Cyberbullying is again being targeted as a new mobile investigation technique from Computer Forensics NZ looks to combat the issue.
The techniques are already in use to investigate company fraud and bad employee behaviour.
“Business activities are moving to smartphones and tablets," says Computer Forensics managing director, Brian Eardley-Wilmot. “As a result, we are seeing a rise in mobile devices being used for both company fraud and inappropriate employee behaviour.”
“We realised in developing the techniques to combat these activities that it was possible to collect information parents could use to put a stop to cyberbullying, such as threatening, vicious, spiteful texts or Facebook and other chat messages,” Eardley-Wilmot explains.
“We can access such offensive texts or messages even when they have been deleted,” he says.
“You can picture it: a young girl receives such a message, she feels hurt, so she immediately deletes it.

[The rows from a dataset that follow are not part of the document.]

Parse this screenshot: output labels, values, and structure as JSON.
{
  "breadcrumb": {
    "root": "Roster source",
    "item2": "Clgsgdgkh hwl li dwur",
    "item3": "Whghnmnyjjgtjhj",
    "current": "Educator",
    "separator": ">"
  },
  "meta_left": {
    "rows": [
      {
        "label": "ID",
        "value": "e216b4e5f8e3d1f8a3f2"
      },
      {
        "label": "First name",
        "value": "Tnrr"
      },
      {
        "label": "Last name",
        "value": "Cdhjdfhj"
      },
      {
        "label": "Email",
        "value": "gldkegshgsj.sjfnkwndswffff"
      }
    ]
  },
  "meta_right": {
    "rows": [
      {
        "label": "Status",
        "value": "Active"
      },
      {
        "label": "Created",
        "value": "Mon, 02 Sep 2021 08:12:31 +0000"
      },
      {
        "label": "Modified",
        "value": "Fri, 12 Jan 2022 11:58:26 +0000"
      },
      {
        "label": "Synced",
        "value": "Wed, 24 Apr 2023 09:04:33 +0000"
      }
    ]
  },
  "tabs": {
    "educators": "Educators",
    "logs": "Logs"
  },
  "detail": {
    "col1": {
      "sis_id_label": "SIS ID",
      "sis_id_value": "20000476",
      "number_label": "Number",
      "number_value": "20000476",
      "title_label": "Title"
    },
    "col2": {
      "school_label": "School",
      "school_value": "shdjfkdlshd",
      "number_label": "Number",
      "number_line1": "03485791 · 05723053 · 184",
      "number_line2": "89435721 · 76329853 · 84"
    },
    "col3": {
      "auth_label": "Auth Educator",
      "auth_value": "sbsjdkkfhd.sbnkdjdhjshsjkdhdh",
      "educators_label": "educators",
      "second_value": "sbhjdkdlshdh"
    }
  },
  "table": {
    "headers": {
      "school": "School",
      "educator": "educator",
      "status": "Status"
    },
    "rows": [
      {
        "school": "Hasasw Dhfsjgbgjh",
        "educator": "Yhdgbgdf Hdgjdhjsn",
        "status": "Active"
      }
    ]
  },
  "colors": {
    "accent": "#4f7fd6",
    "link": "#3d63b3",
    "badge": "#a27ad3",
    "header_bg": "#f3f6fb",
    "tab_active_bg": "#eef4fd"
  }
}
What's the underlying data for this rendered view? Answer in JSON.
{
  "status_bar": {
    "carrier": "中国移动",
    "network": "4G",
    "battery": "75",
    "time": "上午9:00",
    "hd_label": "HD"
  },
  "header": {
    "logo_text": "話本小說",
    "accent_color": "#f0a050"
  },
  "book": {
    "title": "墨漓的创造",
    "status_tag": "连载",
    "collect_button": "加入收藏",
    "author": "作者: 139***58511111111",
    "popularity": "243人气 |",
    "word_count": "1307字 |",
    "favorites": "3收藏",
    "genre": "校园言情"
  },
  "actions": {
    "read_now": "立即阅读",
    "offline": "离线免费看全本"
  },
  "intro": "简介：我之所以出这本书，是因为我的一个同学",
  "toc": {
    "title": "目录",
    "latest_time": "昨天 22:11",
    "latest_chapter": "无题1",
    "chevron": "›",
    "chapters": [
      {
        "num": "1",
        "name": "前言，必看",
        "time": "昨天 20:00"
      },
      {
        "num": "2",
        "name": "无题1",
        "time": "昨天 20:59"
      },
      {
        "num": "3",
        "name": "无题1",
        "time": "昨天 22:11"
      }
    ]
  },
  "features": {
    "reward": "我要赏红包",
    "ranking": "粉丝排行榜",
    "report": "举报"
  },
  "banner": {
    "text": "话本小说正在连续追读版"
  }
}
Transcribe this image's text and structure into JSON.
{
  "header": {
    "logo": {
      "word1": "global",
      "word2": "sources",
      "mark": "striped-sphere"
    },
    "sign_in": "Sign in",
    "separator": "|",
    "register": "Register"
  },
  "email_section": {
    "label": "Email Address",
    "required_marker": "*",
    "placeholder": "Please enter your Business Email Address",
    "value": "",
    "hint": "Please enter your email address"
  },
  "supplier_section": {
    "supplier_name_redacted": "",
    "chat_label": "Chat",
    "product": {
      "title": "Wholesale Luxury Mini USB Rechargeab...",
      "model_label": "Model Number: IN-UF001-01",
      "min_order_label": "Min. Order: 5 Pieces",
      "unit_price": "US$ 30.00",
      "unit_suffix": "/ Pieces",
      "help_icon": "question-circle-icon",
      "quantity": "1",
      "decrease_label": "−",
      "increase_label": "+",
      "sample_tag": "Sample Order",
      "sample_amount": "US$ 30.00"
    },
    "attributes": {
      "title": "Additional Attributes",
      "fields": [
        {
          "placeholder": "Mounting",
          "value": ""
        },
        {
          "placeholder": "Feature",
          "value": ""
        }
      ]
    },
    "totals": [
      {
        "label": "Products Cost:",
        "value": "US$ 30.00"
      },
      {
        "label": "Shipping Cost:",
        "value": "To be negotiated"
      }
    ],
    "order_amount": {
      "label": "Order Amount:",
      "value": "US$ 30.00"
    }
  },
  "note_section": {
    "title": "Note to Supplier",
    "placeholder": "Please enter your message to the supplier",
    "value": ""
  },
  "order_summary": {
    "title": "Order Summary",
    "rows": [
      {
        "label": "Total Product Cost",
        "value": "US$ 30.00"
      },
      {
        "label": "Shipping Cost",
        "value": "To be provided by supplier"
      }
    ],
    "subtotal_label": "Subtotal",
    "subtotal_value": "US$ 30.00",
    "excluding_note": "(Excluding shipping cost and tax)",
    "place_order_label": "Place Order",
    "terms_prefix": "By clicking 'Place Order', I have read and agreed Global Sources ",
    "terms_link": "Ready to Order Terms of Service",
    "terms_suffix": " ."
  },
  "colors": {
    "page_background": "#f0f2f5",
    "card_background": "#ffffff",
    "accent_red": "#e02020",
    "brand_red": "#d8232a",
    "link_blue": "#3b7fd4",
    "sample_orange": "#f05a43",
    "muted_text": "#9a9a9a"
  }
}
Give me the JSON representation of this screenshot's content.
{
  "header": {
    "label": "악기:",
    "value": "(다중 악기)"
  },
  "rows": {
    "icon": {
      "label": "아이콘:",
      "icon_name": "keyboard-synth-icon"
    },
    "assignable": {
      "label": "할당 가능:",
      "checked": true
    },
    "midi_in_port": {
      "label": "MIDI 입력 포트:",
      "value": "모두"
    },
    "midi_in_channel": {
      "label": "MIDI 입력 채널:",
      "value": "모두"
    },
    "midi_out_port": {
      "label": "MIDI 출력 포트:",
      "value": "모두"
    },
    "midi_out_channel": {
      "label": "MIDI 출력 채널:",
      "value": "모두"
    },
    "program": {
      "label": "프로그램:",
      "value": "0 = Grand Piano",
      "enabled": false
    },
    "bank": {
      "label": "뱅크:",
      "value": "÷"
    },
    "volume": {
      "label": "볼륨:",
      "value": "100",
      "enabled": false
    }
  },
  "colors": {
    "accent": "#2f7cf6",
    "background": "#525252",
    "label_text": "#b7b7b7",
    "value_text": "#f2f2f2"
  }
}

“There is deep concern about this type of bullying and you can definitely see why," Eardley-Wilmot says. “The trouble is that, individually, such messages can look harmless. But when you reconstruct a whole conversation - both sides - a very different picture can emerge.
“Such information can give parents something to confront the bully’s family with or to show their school, or even the police. It’s solid evidence,” he says.
Eardley-Wilmot says parents can use geolocation analysis services from Computer Forensics on their children’s phones.
“For parents’ peace of mind, we can access this data, break it down, and track their teenager or child’s movements if they are really concerned,” says Eardley-Wilmot.